Defendant was arrested and charged with criminal stalking under ORS 163.732. The information alleged, as pertinent:
“[D]efendant * * * on or about October 31, 2010, in Clackamas County, Oregon, did unlawfully and knowingly alarm [Mr.] Nelson by engaging in repeated and unwanted contact with [Mr.] Nelson by making threatening statements to [Mr.] Nelson, this contact causing [Mr.] Nelson reasonable apprehension regarding the personal safety of [Mr.] Nelson, and it being objectively reasonable for a person in the situation of [Mr.] Nelson to be alarmed by the contact.”
ORS 163.732 defines the crime of stalking:
“(1) A person commits the crime of stalking if:
“(a) The person knowingly alarms or coerces another person or a member of that person's immediate family or household by engaging in repeated and unwanted contact with the other person;
“(b) It is objectively reasonable for a person in the victim's situation to have been alarmed or coerced by the contact; and

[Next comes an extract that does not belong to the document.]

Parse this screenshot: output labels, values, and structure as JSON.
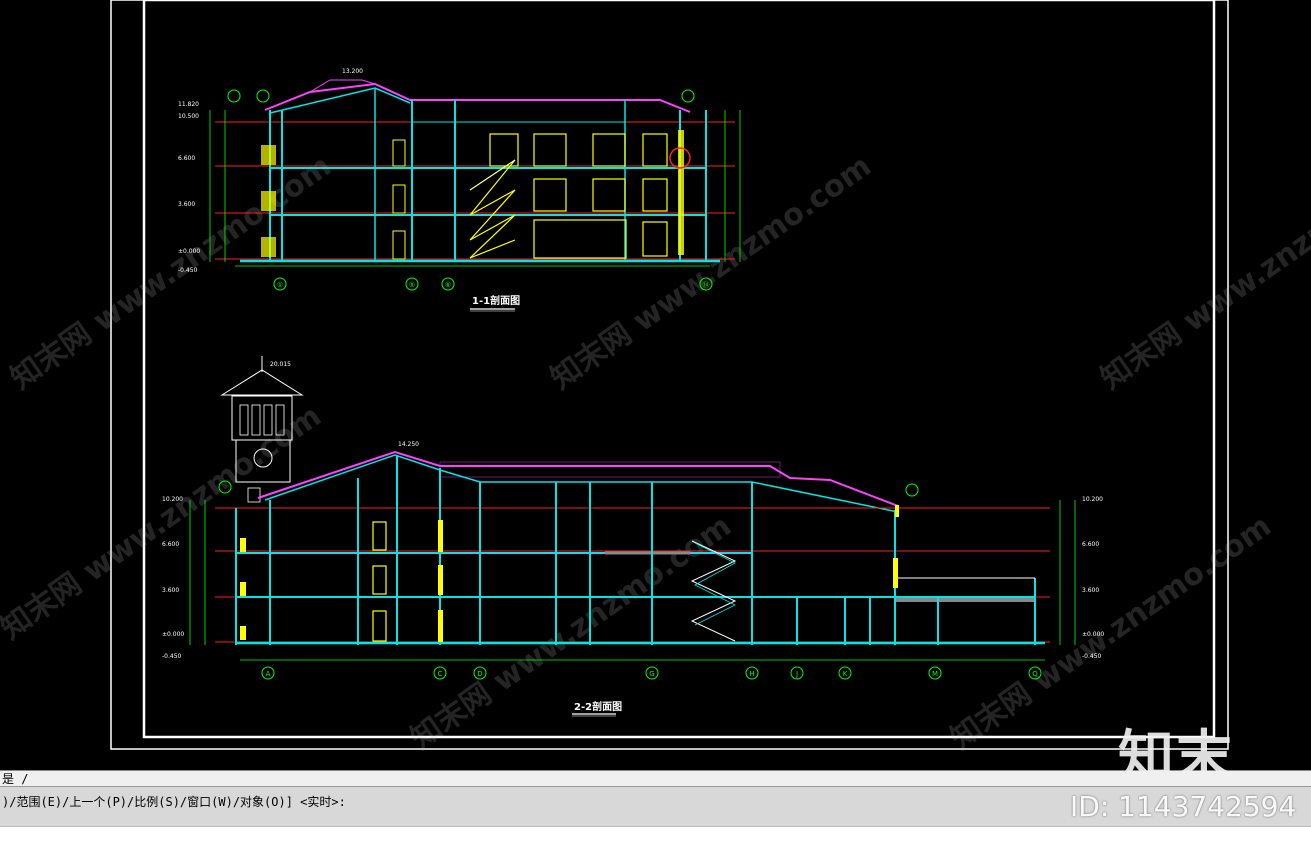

“(c) The repeated and unwanted contact causes the victim reasonable apprehension regarding the personal safety of the victim or a member of the victim's immediate family or household.”
“ ‘Repeated’ means two or more times.” ORS 163.730(7).
To avoid concerns that the criminal stalking statute was unconstitutionally overbroad for its potential to improperly restrict speech under Article I, section 8, of the Oregon Constitution, the Oregon Supreme Court limited the reach of ORS 163.732 in Rangel, 328 Or. at 298–306, 977 P.2d 379. Thus, if the charged conduct is of a “purely communicative nature,” State v. Sierzega, 236 Or.App. 630, 637, 237 P.3d 234 (2010) (internal quotation marks omitted), it must also be shown that the communication amounts to a “threat.” Rangel, 328 Or. at 303, 977 P.2d 379. A threat “is a communication that instills in the addressee a fear of imminent and serious personal violence from the speaker, is unequivocal, and is objectively likely to be followed by unlawful acts.” Id. A threat does not include “ ‘the kind of hyperbole, rhetorical excesses, and impotent expressions of anger or frustration that in some contexts can be privileged even if they alarm the addressee.’ “ Id. (quoting State v. Moyle, 299 Or. 691, 705, 705 P.2d 740 (1985)).
As noted, to convict a person of stalking under ORS 163.732, the state must, among other things, prove that there were “repeated contacts”—that is, the state must prove that there were at least two contacts. In this case, the state charged defendant based only on the statements that he made on October 31, i.e., the state charged defendant on the basis of expressive conduct. Thus, even if we were to assume the existence of an unwanted contact before October 31, the state was required, as a matter of law, to show that defendant's statements on October 31 amounted to a “threat” as defined in Rangel in order to establish a second contact. At oral argument, the state conceded that the October 31 statements did not constitute a threat under Rangel. We agree and accept that concession. Accordingly, the trial court erred in denying defendant's MJOA.